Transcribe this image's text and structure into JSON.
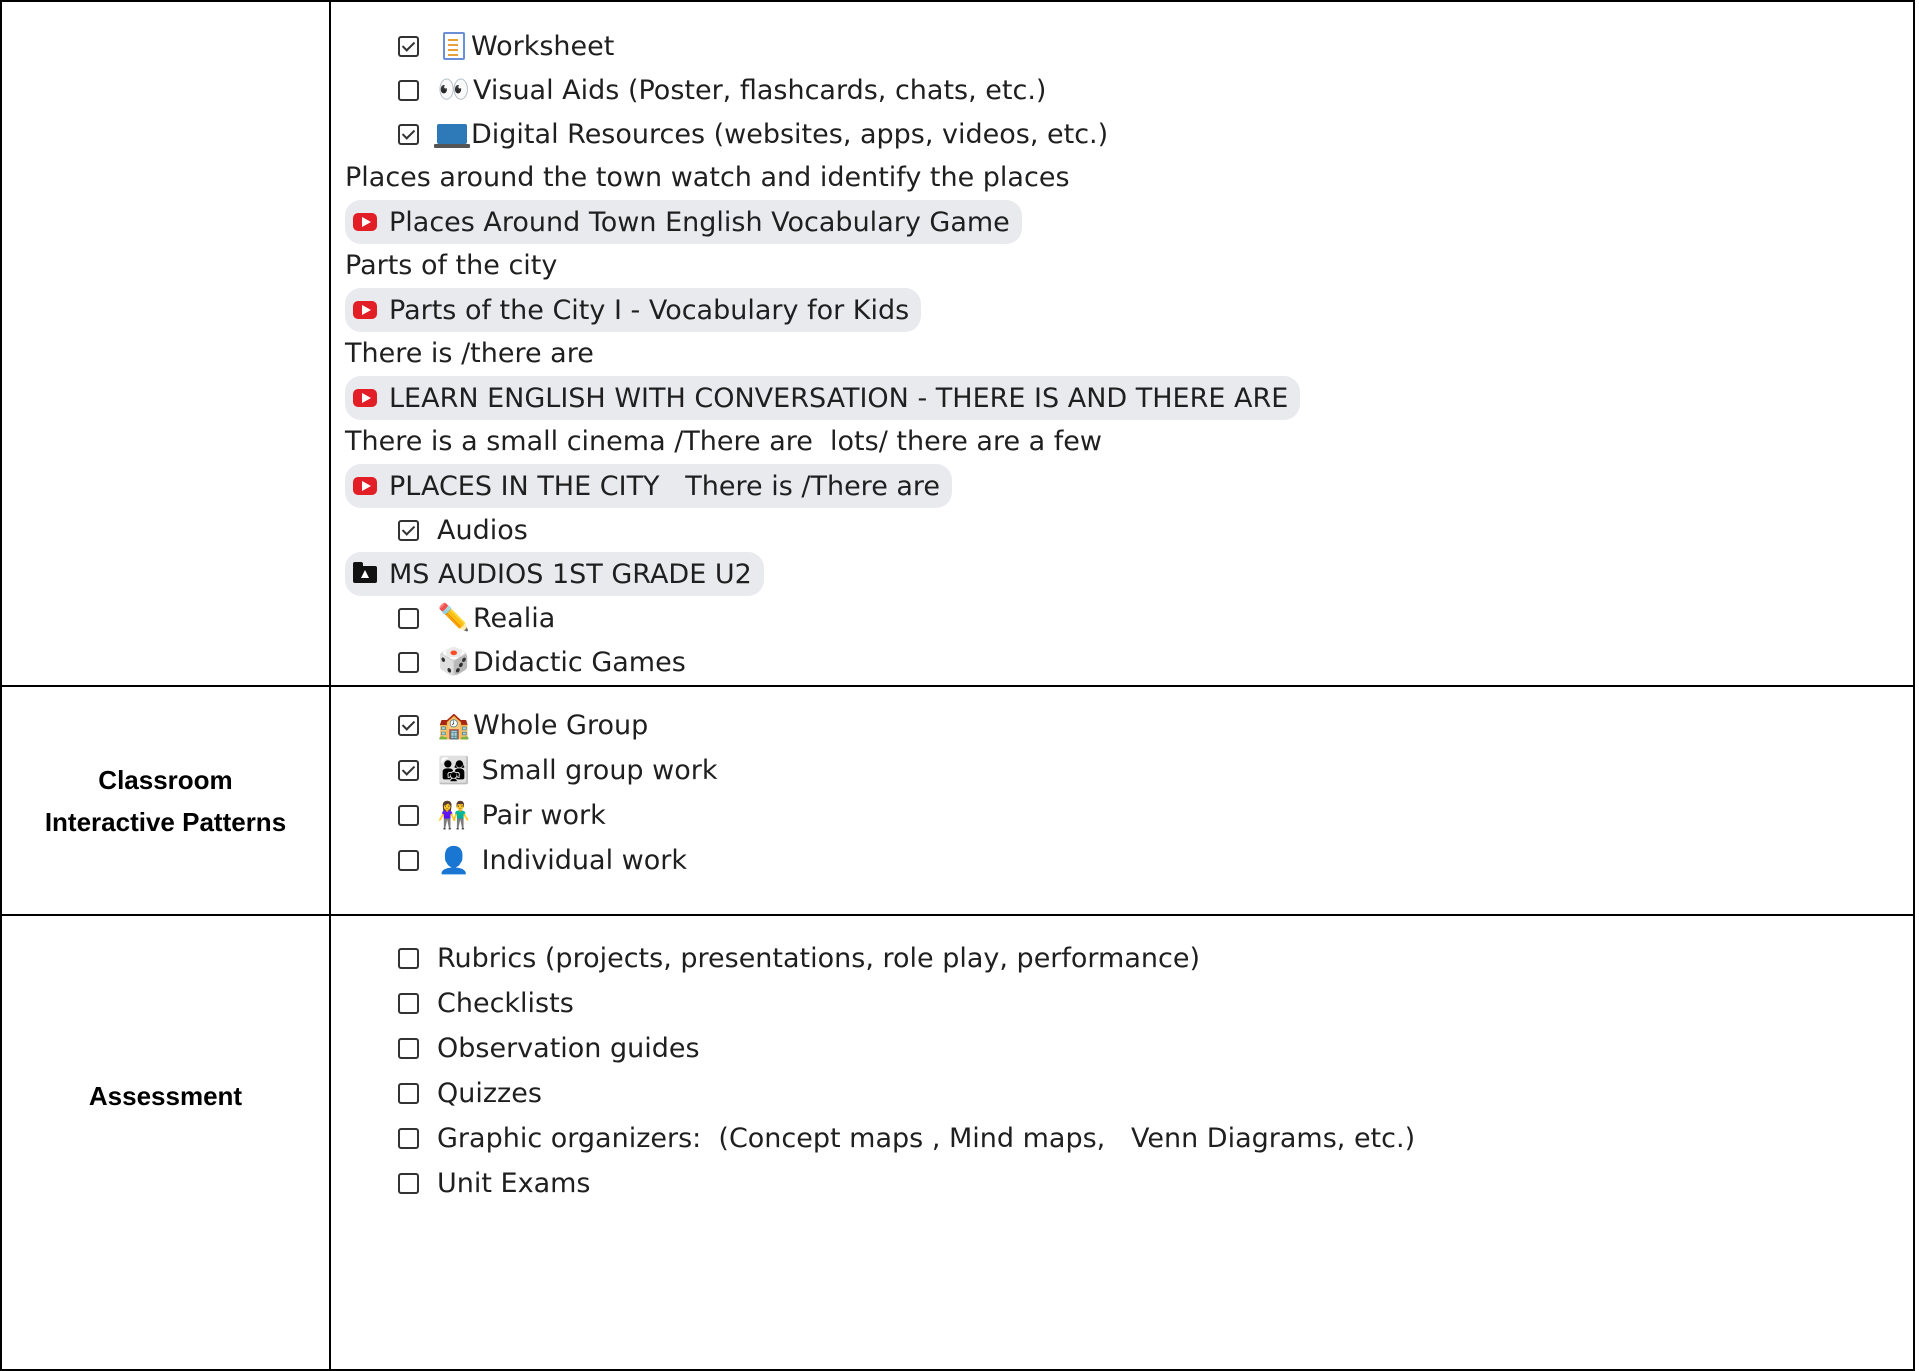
{
  "materials": {
    "items_top": [
      {
        "label": "Worksheet",
        "checked": true,
        "icon": "worksheet-icon"
      },
      {
        "label": "Visual Aids (Poster, flashcards, chats, etc.)",
        "checked": false,
        "icon": "eyes-icon"
      },
      {
        "label": "Digital Resources (websites, apps, videos, etc.)",
        "checked": true,
        "icon": "laptop-icon"
      }
    ],
    "note1": "Places around the town watch and identify the places",
    "link1": "Places Around Town English Vocabulary Game",
    "note2": "Parts of the city",
    "link2": "Parts of the City I - Vocabulary for Kids",
    "note3": "There is /there are",
    "link3": "LEARN ENGLISH WITH CONVERSATION - THERE IS AND THERE ARE",
    "note4": "There is a small cinema /There are  lots/ there are a few",
    "link4": "PLACES IN THE CITY   There is /There are",
    "audios": {
      "label": "Audios",
      "checked": true
    },
    "folder_link": "MS AUDIOS 1ST GRADE U2",
    "items_bottom": [
      {
        "label": "Realia",
        "checked": false,
        "icon": "pencil-icon"
      },
      {
        "label": "Didactic Games",
        "checked": false,
        "icon": "dice-icon"
      }
    ]
  },
  "interactive": {
    "label_line1": "Classroom",
    "label_line2": "Interactive Patterns",
    "items": [
      {
        "label": "Whole Group",
        "checked": true,
        "icon": "school-icon"
      },
      {
        "label": " Small group work",
        "checked": true,
        "icon": "family-icon"
      },
      {
        "label": " Pair work",
        "checked": false,
        "icon": "pair-icon"
      },
      {
        "label": " Individual work",
        "checked": false,
        "icon": "person-icon"
      }
    ]
  },
  "assessment": {
    "label": "Assessment",
    "items": [
      {
        "label": "Rubrics (projects, presentations, role play, performance)",
        "checked": false
      },
      {
        "label": "Checklists",
        "checked": false
      },
      {
        "label": "Observation guides",
        "checked": false
      },
      {
        "label": "Quizzes",
        "checked": false
      },
      {
        "label": "Graphic organizers:  (Concept maps , Mind maps,   Venn Diagrams, etc.)",
        "checked": false
      },
      {
        "label": "Unit Exams",
        "checked": false
      }
    ]
  },
  "colors": {
    "youtube": "#e21f26",
    "chip_bg": "#e9eaee",
    "border": "#000000"
  }
}
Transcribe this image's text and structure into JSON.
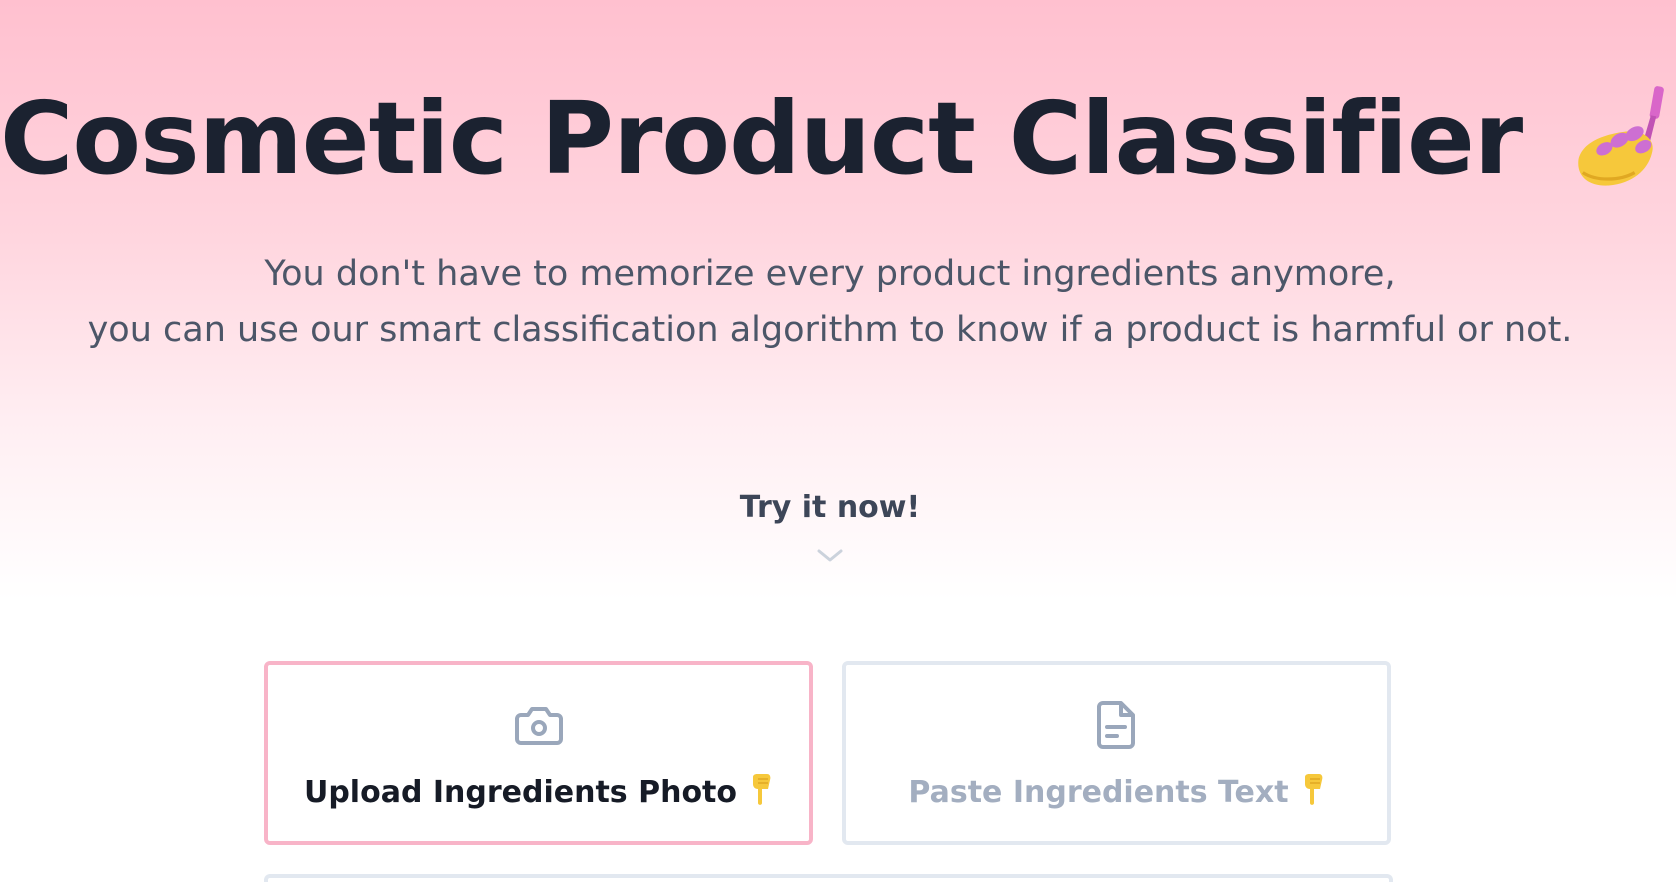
{
  "hero": {
    "title": "Cosmetic Product Classifier",
    "title_emoji": "nail-polish-icon",
    "subtitle_line1": "You don't have to memorize every product ingredients anymore,",
    "subtitle_line2": "you can use our smart classification algorithm to know if a product is harmful or not.",
    "cta": "Try it now!",
    "cta_icon": "chevron-down-icon"
  },
  "tabs": [
    {
      "label": "Upload Ingredients Photo",
      "icon": "camera-icon",
      "active": true
    },
    {
      "label": "Paste Ingredients Text",
      "icon": "document-icon",
      "active": false
    }
  ],
  "colors": {
    "gradient_top": "#ffc0cf",
    "title": "#1b2230",
    "subtitle": "#4c5668",
    "active_border": "#f8b4c8",
    "inactive_border": "#e2e8f0",
    "inactive_text": "#a3aec0"
  }
}
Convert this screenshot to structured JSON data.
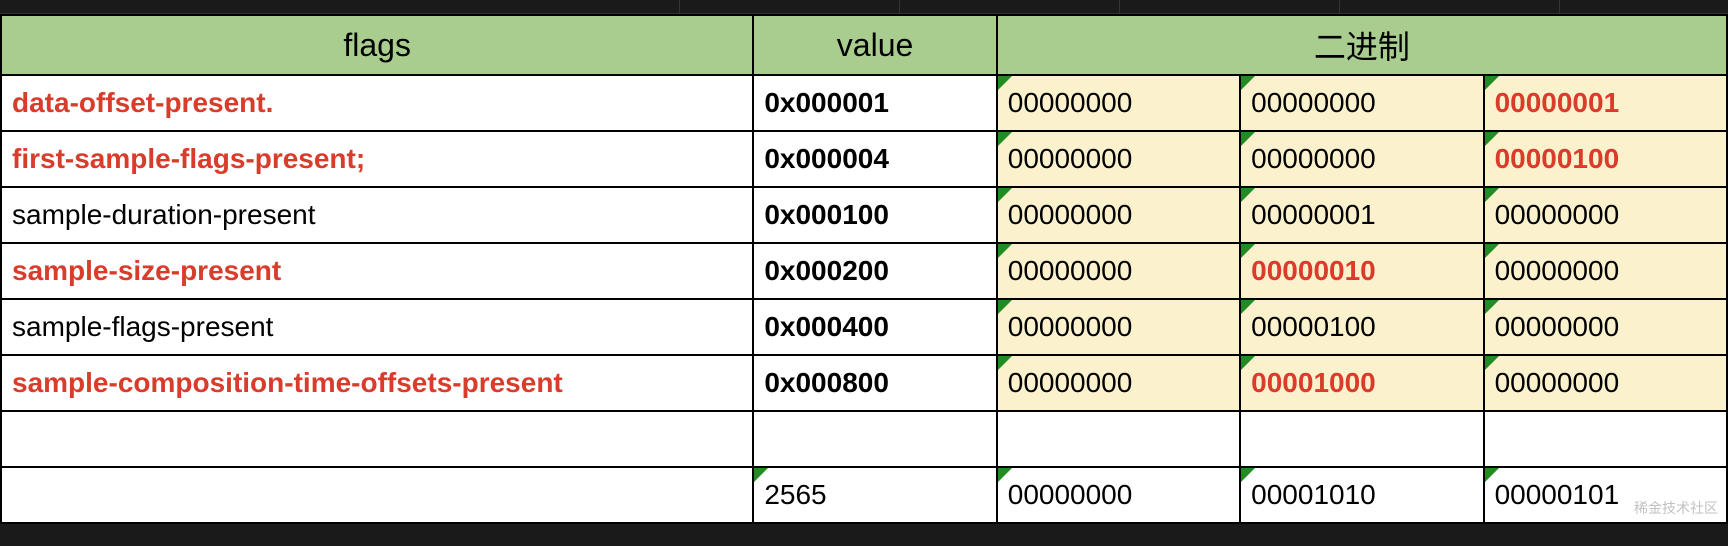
{
  "headers": {
    "flags": "flags",
    "value": "value",
    "binary": "二进制"
  },
  "rows": [
    {
      "flag": "data-offset-present.",
      "flagRed": true,
      "value": "0x000001",
      "bin": [
        "00000000",
        "00000000",
        "00000001"
      ],
      "binRed": [
        false,
        false,
        true
      ],
      "yellow": true
    },
    {
      "flag": "first-sample-flags-present;",
      "flagRed": true,
      "value": "0x000004",
      "bin": [
        "00000000",
        "00000000",
        "00000100"
      ],
      "binRed": [
        false,
        false,
        true
      ],
      "yellow": true
    },
    {
      "flag": "sample-duration-present",
      "flagRed": false,
      "value": "0x000100",
      "bin": [
        "00000000",
        "00000001",
        "00000000"
      ],
      "binRed": [
        false,
        false,
        false
      ],
      "yellow": true
    },
    {
      "flag": "sample-size-present",
      "flagRed": true,
      "value": "0x000200",
      "bin": [
        "00000000",
        "00000010",
        "00000000"
      ],
      "binRed": [
        false,
        true,
        false
      ],
      "yellow": true
    },
    {
      "flag": "sample-flags-present",
      "flagRed": false,
      "value": "0x000400",
      "bin": [
        "00000000",
        "00000100",
        "00000000"
      ],
      "binRed": [
        false,
        false,
        false
      ],
      "yellow": true
    },
    {
      "flag": "sample-composition-time-offsets-present",
      "flagRed": true,
      "value": "0x000800",
      "bin": [
        "00000000",
        "00001000",
        "00000000"
      ],
      "binRed": [
        false,
        true,
        false
      ],
      "yellow": true
    }
  ],
  "emptyRow": {
    "flag": "",
    "value": "",
    "bin": [
      "",
      "",
      ""
    ]
  },
  "sumRow": {
    "flag": "",
    "value": "2565",
    "bin": [
      "00000000",
      "00001010",
      "00000101"
    ]
  },
  "watermark": "稀金技术社区"
}
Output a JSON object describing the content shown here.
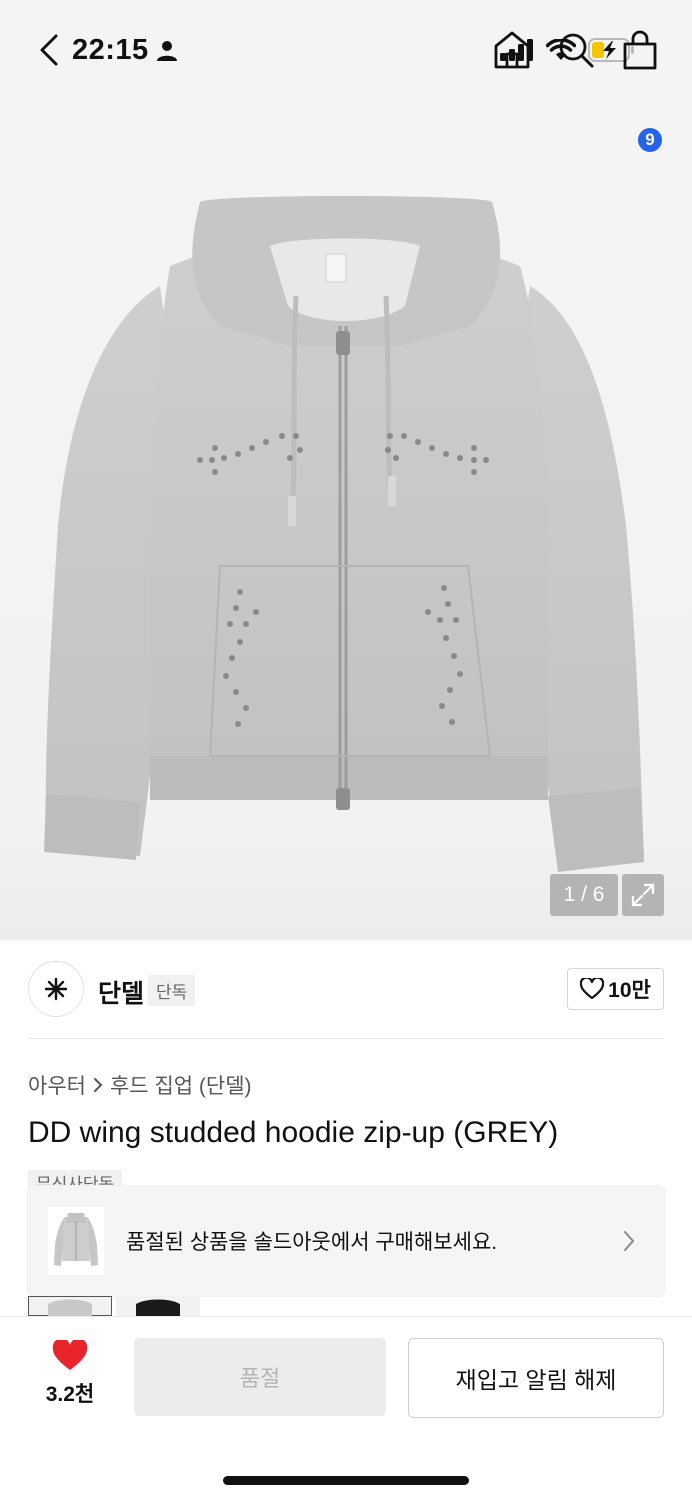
{
  "status_bar": {
    "time": "22:15",
    "icons": [
      "person-icon",
      "signal-icon",
      "wifi-icon",
      "battery-charging-icon"
    ]
  },
  "nav": {
    "icons": [
      "back-icon",
      "home-icon",
      "search-icon",
      "cart-icon"
    ],
    "cart_count": "9"
  },
  "gallery": {
    "counter": "1 / 6",
    "current": 1,
    "total": 6
  },
  "brand": {
    "name": "단델",
    "tag": "단독",
    "like_count": "10만"
  },
  "product": {
    "breadcrumb": [
      "아우터",
      "후드 집업 (단델)"
    ],
    "title": "DD wing studded hoodie zip-up (GREY)",
    "exclusive_tag": "무신사단독"
  },
  "soldout_banner": {
    "text": "품절된 상품을 솔드아웃에서 구매해보세요."
  },
  "bottom": {
    "heart_count": "3.2천",
    "soldout_label": "품절",
    "restock_label": "재입고 알림 해제"
  },
  "colors": {
    "accent_blue": "#2563eb",
    "heart_red": "#e8252d",
    "hoodie_grey": "#c8c8c8"
  }
}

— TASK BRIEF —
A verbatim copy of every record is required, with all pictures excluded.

— TASK ANSWER —
Transcribe this image's text and structure into JSON.
{
  "materials": {
    "items_top": [
      {
        "label": "Worksheet",
        "checked": true,
        "icon": "worksheet-icon"
      },
      {
        "label": "Visual Aids (Poster, flashcards, chats, etc.)",
        "checked": false,
        "icon": "eyes-icon"
      },
      {
        "label": "Digital Resources (websites, apps, videos, etc.)",
        "checked": true,
        "icon": "laptop-icon"
      }
    ],
    "note1": "Places around the town watch and identify the places",
    "link1": "Places Around Town English Vocabulary Game",
    "note2": "Parts of the city",
    "link2": "Parts of the City I - Vocabulary for Kids",
    "note3": "There is /there are",
    "link3": "LEARN ENGLISH WITH CONVERSATION - THERE IS AND THERE ARE",
    "note4": "There is a small cinema /There are  lots/ there are a few",
    "link4": "PLACES IN THE CITY   There is /There are",
    "audios": {
      "label": "Audios",
      "checked": true
    },
    "folder_link": "MS AUDIOS 1ST GRADE U2",
    "items_bottom": [
      {
        "label": "Realia",
        "checked": false,
        "icon": "pencil-icon"
      },
      {
        "label": "Didactic Games",
        "checked": false,
        "icon": "dice-icon"
      }
    ]
  },
  "interactive": {
    "label_line1": "Classroom",
    "label_line2": "Interactive Patterns",
    "items": [
      {
        "label": "Whole Group",
        "checked": true,
        "icon": "school-icon"
      },
      {
        "label": " Small group work",
        "checked": true,
        "icon": "family-icon"
      },
      {
        "label": " Pair work",
        "checked": false,
        "icon": "pair-icon"
      },
      {
        "label": " Individual work",
        "checked": false,
        "icon": "person-icon"
      }
    ]
  },
  "assessment": {
    "label": "Assessment",
    "items": [
      {
        "label": "Rubrics (projects, presentations, role play, performance)",
        "checked": false
      },
      {
        "label": "Checklists",
        "checked": false
      },
      {
        "label": "Observation guides",
        "checked": false
      },
      {
        "label": "Quizzes",
        "checked": false
      },
      {
        "label": "Graphic organizers:  (Concept maps , Mind maps,   Venn Diagrams, etc.)",
        "checked": false
      },
      {
        "label": "Unit Exams",
        "checked": false
      }
    ]
  },
  "colors": {
    "youtube": "#e21f26",
    "chip_bg": "#e9eaee",
    "border": "#000000"
  }
}
Transcribe this image's text and structure into JSON.
{
  "hero": {
    "title": "Cosmetic Product Classifier",
    "title_emoji": "nail-polish-icon",
    "subtitle_line1": "You don't have to memorize every product ingredients anymore,",
    "subtitle_line2": "you can use our smart classification algorithm to know if a product is harmful or not.",
    "cta": "Try it now!",
    "cta_icon": "chevron-down-icon"
  },
  "tabs": [
    {
      "label": "Upload Ingredients Photo",
      "icon": "camera-icon",
      "active": true
    },
    {
      "label": "Paste Ingredients Text",
      "icon": "document-icon",
      "active": false
    }
  ],
  "colors": {
    "gradient_top": "#ffc0cf",
    "title": "#1b2230",
    "subtitle": "#4c5668",
    "active_border": "#f8b4c8",
    "inactive_border": "#e2e8f0",
    "inactive_text": "#a3aec0"
  }
}
Convert this screenshot to structured JSON data.
{
  "headers": {
    "flags": "flags",
    "value": "value",
    "binary": "二进制"
  },
  "rows": [
    {
      "flag": "data-offset-present.",
      "flagRed": true,
      "value": "0x000001",
      "bin": [
        "00000000",
        "00000000",
        "00000001"
      ],
      "binRed": [
        false,
        false,
        true
      ],
      "yellow": true
    },
    {
      "flag": "first-sample-flags-present;",
      "flagRed": true,
      "value": "0x000004",
      "bin": [
        "00000000",
        "00000000",
        "00000100"
      ],
      "binRed": [
        false,
        false,
        true
      ],
      "yellow": true
    },
    {
      "flag": "sample-duration-present",
      "flagRed": false,
      "value": "0x000100",
      "bin": [
        "00000000",
        "00000001",
        "00000000"
      ],
      "binRed": [
        false,
        false,
        false
      ],
      "yellow": true
    },
    {
      "flag": "sample-size-present",
      "flagRed": true,
      "value": "0x000200",
      "bin": [
        "00000000",
        "00000010",
        "00000000"
      ],
      "binRed": [
        false,
        true,
        false
      ],
      "yellow": true
    },
    {
      "flag": "sample-flags-present",
      "flagRed": false,
      "value": "0x000400",
      "bin": [
        "00000000",
        "00000100",
        "00000000"
      ],
      "binRed": [
        false,
        false,
        false
      ],
      "yellow": true
    },
    {
      "flag": "sample-composition-time-offsets-present",
      "flagRed": true,
      "value": "0x000800",
      "bin": [
        "00000000",
        "00001000",
        "00000000"
      ],
      "binRed": [
        false,
        true,
        false
      ],
      "yellow": true
    }
  ],
  "emptyRow": {
    "flag": "",
    "value": "",
    "bin": [
      "",
      "",
      ""
    ]
  },
  "sumRow": {
    "flag": "",
    "value": "2565",
    "bin": [
      "00000000",
      "00001010",
      "00000101"
    ]
  },
  "watermark": "稀金技术社区"
}
Output a JSON object describing the content shown here.
{
  "status_bar": {
    "time": "22:15",
    "icons": [
      "person-icon",
      "signal-icon",
      "wifi-icon",
      "battery-charging-icon"
    ]
  },
  "nav": {
    "icons": [
      "back-icon",
      "home-icon",
      "search-icon",
      "cart-icon"
    ],
    "cart_count": "9"
  },
  "gallery": {
    "counter": "1 / 6",
    "current": 1,
    "total": 6
  },
  "brand": {
    "name": "단델",
    "tag": "단독",
    "like_count": "10만"
  },
  "product": {
    "breadcrumb": [
      "아우터",
      "후드 집업 (단델)"
    ],
    "title": "DD wing studded hoodie zip-up (GREY)",
    "exclusive_tag": "무신사단독"
  },
  "soldout_banner": {
    "text": "품절된 상품을 솔드아웃에서 구매해보세요."
  },
  "bottom": {
    "heart_count": "3.2천",
    "soldout_label": "품절",
    "restock_label": "재입고 알림 해제"
  },
  "colors": {
    "accent_blue": "#2563eb",
    "heart_red": "#e8252d",
    "hoodie_grey": "#c8c8c8"
  }
}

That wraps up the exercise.